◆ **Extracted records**
# # # # # # #

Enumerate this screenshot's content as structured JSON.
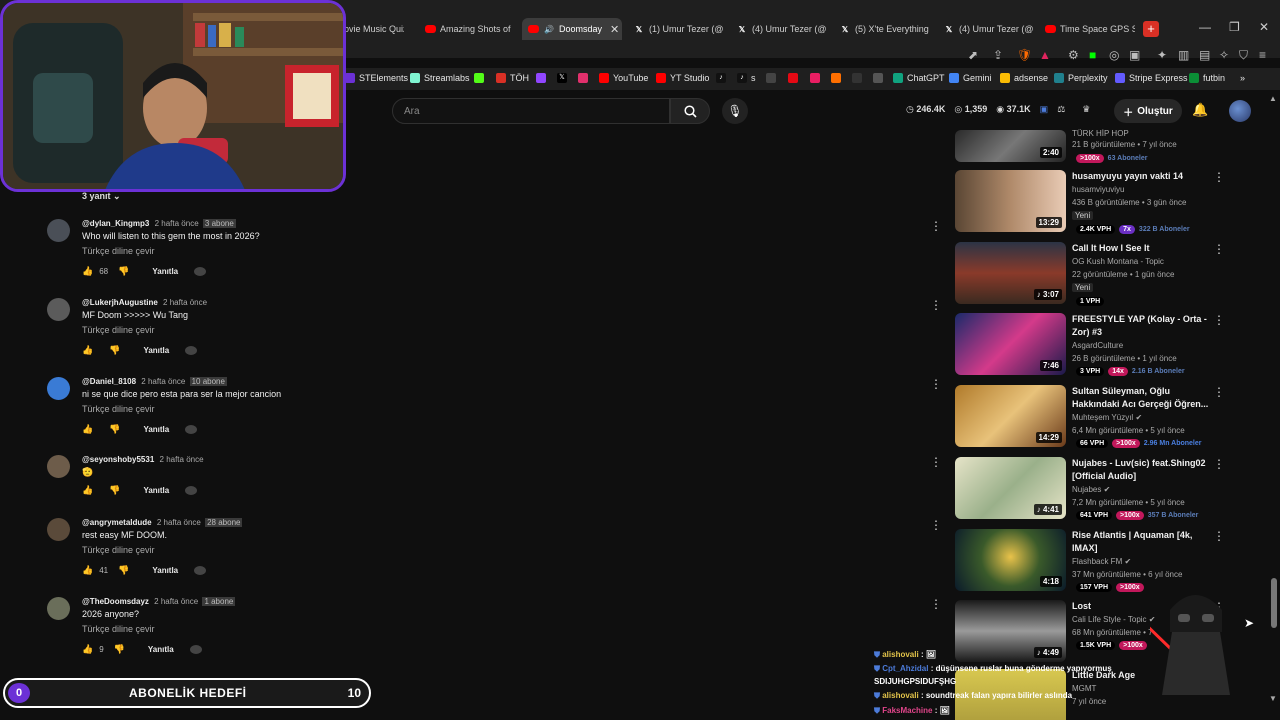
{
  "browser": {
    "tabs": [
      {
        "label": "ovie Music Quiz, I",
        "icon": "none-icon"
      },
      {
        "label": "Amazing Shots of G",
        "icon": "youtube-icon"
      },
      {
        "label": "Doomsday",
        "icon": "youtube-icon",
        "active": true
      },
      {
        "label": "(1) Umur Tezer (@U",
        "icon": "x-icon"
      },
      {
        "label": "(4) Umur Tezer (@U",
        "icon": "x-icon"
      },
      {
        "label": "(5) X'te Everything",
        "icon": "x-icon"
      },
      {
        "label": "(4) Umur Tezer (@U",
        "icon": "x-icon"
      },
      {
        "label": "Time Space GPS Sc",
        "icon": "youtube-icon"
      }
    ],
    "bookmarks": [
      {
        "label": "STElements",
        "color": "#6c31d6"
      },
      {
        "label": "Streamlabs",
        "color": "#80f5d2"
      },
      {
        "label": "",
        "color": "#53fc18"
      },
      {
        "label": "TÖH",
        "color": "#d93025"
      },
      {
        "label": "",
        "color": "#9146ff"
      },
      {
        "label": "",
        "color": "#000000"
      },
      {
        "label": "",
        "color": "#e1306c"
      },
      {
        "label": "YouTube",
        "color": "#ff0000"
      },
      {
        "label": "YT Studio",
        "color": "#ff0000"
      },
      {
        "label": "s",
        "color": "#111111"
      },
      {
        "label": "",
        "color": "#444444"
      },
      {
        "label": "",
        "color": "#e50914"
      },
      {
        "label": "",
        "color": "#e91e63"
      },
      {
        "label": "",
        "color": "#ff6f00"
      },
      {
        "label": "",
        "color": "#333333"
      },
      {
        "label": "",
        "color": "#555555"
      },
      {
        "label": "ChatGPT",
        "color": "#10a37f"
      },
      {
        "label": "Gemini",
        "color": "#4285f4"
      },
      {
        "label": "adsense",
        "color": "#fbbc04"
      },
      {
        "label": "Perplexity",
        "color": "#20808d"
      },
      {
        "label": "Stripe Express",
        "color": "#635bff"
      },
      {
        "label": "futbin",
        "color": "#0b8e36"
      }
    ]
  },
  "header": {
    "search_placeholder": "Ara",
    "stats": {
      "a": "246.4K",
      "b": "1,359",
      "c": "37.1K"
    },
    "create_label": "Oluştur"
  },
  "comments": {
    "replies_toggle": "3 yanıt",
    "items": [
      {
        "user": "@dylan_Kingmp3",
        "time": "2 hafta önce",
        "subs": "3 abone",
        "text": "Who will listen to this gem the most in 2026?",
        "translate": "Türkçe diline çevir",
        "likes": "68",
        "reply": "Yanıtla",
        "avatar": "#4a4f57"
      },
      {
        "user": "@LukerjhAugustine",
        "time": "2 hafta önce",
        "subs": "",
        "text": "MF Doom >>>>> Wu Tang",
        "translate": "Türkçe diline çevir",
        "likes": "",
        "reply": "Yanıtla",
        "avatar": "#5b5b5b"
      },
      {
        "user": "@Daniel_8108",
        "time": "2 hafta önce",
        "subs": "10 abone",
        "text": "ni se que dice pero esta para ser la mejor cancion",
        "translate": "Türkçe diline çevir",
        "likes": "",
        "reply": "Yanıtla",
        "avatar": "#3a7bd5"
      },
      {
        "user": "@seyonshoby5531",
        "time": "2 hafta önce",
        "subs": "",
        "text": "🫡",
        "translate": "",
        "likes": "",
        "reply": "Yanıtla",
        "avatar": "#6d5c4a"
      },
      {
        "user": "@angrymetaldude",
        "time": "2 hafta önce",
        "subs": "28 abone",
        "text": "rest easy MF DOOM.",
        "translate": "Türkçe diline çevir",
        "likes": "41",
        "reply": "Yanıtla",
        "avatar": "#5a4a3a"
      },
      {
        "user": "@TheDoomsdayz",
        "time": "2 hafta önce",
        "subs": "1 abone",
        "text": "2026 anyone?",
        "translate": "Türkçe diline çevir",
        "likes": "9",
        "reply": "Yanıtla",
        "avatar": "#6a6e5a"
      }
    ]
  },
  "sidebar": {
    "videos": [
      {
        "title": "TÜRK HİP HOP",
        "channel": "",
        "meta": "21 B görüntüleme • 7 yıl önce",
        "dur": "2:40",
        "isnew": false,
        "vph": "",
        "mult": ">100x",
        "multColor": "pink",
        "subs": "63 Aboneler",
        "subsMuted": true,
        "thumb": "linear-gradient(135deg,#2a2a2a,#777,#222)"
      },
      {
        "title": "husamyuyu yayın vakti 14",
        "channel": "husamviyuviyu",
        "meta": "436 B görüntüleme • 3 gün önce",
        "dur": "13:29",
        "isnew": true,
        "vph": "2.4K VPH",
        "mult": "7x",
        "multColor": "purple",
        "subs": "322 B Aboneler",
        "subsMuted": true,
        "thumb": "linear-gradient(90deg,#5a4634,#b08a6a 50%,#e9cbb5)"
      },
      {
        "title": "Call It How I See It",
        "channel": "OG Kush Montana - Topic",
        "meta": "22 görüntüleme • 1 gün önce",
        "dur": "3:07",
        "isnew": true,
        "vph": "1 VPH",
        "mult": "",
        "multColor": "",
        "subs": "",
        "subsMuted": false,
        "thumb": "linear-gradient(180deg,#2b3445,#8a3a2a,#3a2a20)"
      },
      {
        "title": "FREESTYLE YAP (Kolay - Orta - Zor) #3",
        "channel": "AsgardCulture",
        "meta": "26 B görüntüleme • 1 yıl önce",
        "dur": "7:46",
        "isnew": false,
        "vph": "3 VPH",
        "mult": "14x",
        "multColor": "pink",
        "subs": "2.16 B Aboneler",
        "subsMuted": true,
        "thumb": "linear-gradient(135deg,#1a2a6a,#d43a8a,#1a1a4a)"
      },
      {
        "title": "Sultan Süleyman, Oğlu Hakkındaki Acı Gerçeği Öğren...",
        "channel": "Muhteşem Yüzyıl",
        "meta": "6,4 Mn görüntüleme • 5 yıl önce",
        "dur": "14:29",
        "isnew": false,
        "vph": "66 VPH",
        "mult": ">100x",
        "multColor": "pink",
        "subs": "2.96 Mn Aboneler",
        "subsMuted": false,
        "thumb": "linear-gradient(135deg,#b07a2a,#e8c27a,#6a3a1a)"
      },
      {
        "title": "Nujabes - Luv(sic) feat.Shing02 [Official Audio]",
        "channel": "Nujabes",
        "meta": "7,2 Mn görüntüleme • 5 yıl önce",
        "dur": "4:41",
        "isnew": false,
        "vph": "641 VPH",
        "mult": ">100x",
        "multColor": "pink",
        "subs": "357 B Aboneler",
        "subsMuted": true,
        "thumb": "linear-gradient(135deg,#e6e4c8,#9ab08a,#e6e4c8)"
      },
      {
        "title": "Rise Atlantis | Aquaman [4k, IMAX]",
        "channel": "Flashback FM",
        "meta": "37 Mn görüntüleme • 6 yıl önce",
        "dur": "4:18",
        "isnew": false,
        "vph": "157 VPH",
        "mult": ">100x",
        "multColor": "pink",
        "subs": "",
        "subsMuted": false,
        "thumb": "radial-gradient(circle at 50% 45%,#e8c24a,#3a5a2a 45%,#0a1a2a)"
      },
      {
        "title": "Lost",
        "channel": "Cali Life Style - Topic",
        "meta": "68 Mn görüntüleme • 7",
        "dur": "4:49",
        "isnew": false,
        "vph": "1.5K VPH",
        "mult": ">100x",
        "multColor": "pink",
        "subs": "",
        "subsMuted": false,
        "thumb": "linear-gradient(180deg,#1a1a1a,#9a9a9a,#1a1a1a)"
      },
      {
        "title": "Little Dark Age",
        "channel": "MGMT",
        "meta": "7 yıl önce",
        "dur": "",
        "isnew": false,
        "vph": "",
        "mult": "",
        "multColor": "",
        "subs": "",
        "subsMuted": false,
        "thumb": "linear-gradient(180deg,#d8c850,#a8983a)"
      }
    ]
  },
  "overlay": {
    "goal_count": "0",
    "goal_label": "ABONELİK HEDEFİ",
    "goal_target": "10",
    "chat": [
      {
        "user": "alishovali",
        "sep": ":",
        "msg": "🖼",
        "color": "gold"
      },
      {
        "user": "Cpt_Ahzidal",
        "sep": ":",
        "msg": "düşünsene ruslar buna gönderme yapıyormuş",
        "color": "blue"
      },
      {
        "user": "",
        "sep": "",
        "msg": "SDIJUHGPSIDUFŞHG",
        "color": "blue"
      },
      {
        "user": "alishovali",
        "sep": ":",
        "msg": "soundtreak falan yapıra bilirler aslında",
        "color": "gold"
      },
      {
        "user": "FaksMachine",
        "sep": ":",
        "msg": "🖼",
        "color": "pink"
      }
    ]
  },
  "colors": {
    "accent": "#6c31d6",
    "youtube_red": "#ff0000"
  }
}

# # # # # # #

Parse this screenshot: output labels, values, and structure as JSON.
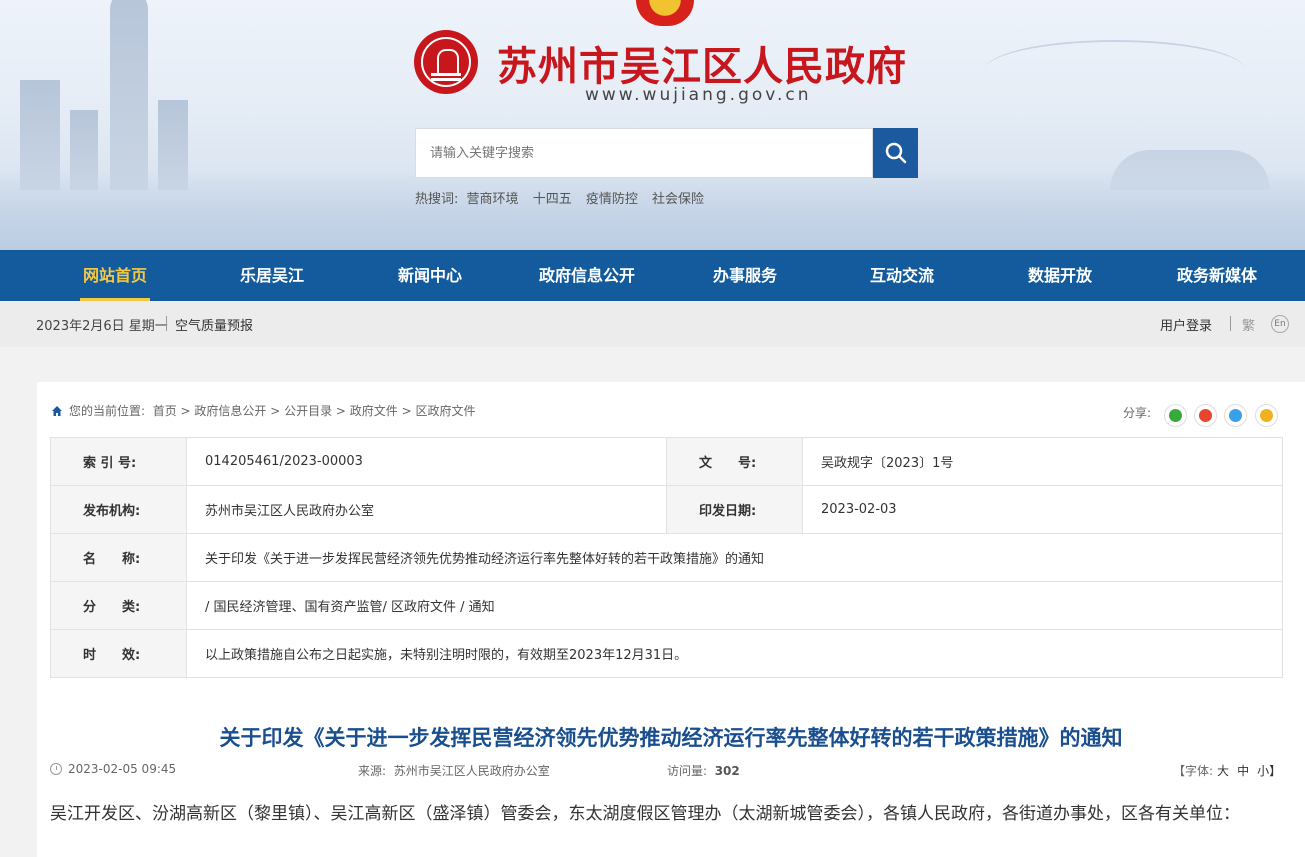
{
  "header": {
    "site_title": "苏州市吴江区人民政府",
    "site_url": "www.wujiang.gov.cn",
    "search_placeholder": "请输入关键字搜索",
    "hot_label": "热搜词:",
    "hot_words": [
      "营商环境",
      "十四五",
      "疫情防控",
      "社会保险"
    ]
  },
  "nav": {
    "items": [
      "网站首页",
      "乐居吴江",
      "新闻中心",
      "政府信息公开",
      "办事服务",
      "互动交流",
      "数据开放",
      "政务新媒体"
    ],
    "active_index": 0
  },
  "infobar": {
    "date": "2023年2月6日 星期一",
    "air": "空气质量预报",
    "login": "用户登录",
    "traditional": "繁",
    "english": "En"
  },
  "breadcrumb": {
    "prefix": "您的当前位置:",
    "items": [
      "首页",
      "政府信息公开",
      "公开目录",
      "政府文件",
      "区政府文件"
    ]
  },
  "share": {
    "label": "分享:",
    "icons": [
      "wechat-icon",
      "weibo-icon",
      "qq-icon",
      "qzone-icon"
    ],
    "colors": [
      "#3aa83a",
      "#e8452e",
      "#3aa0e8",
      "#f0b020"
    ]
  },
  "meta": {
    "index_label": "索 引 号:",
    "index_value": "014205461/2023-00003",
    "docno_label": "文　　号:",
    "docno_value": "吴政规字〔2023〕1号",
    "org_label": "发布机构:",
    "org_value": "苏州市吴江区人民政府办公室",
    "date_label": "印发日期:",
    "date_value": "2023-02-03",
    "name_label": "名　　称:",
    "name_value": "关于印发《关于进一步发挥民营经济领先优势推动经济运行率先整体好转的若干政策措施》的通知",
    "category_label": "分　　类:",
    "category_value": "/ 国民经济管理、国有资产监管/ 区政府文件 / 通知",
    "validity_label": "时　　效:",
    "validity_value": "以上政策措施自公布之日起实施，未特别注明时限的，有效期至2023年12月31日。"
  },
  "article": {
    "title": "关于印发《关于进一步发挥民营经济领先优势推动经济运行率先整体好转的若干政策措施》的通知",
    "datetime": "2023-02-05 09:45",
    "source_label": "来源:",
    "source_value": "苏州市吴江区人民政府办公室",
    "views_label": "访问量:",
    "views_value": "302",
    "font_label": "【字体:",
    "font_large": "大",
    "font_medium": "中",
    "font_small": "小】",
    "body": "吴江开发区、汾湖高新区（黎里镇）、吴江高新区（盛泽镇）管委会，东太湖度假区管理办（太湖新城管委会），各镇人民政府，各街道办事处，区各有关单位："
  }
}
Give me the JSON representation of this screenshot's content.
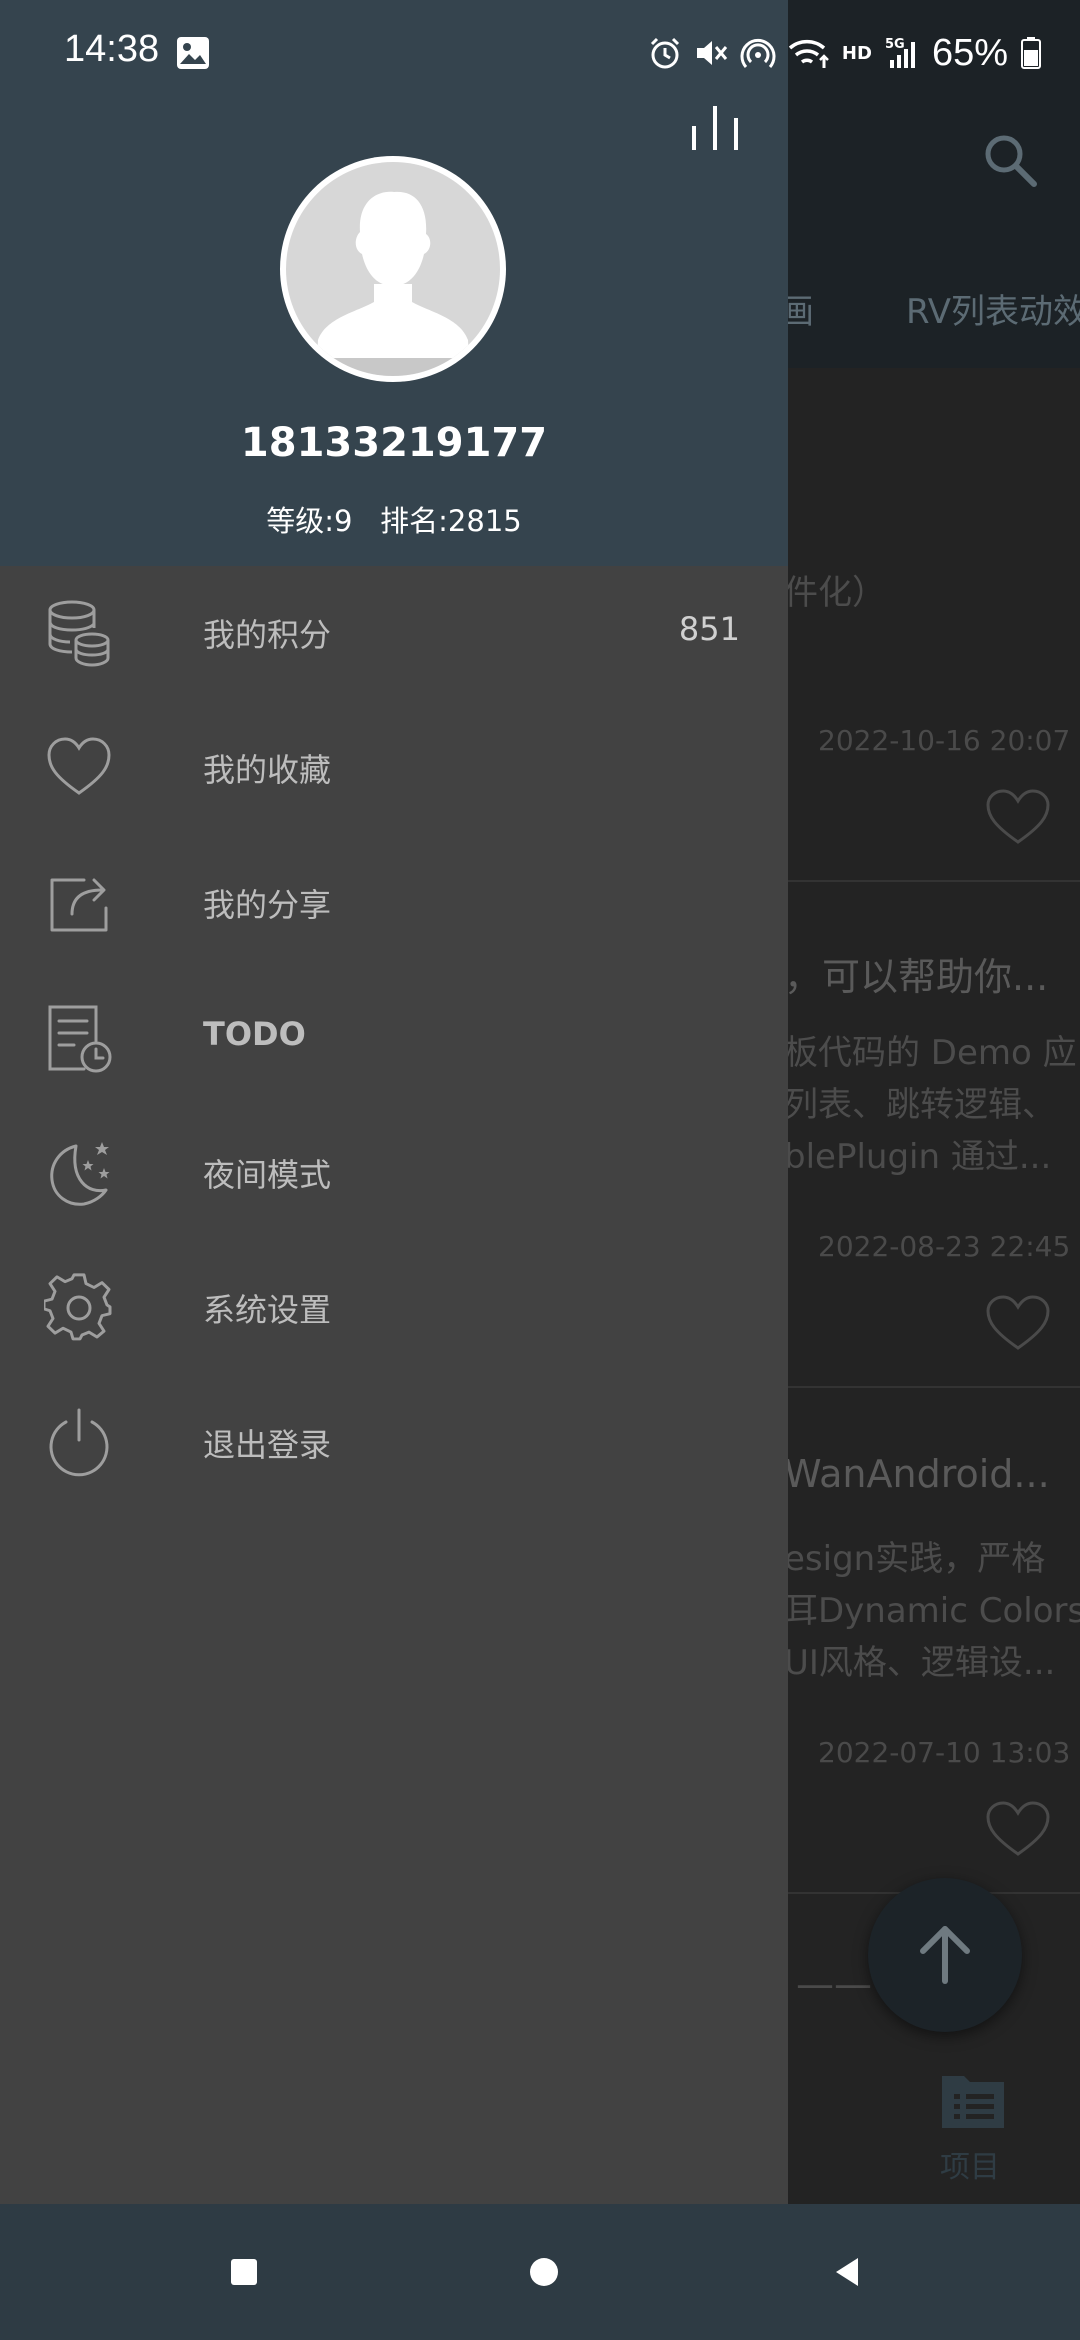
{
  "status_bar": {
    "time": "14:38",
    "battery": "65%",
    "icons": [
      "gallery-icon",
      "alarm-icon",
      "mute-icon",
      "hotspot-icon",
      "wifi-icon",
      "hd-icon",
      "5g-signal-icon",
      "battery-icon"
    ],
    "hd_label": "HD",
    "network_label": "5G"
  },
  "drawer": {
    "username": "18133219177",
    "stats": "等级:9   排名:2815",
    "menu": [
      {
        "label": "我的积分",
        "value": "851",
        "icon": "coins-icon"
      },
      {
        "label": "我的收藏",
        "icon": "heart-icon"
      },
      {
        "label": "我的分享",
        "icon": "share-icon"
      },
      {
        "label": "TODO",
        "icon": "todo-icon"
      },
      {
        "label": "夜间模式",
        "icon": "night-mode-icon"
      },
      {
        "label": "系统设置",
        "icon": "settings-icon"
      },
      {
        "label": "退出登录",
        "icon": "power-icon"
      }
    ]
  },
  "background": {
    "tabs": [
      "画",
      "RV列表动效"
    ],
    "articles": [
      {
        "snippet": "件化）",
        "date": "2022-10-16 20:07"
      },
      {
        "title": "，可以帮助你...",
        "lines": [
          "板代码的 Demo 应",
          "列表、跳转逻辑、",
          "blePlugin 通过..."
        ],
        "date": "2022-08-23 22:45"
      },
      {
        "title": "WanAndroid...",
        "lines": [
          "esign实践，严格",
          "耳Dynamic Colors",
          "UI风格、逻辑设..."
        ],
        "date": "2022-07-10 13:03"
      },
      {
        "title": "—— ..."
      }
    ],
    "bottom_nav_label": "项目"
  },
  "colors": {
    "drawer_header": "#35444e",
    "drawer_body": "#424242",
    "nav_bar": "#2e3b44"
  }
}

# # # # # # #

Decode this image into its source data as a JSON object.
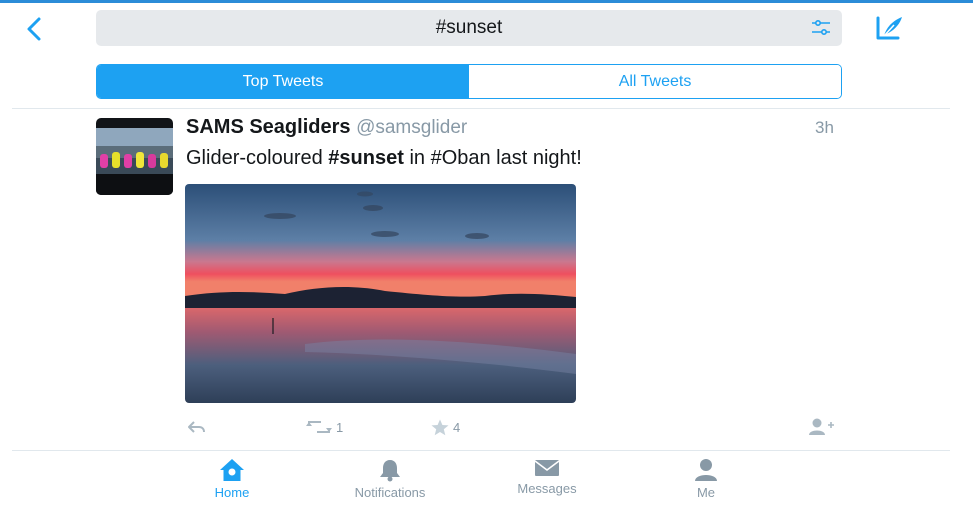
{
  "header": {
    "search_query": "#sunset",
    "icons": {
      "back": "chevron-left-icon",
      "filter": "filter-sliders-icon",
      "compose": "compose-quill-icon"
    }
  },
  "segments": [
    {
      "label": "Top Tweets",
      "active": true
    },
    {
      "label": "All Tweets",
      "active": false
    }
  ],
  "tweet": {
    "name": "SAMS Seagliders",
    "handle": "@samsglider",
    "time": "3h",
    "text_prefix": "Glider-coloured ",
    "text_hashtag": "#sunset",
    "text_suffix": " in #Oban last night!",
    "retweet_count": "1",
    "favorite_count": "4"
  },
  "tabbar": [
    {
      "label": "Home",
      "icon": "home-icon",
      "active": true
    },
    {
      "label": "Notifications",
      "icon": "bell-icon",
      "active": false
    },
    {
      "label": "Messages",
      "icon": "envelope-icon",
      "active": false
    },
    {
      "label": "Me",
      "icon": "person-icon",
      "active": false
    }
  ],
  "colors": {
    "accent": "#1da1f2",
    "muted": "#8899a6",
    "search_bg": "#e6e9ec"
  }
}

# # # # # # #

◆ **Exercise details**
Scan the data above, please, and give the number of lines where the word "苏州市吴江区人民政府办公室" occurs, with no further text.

◆ **Answer to the problem**
2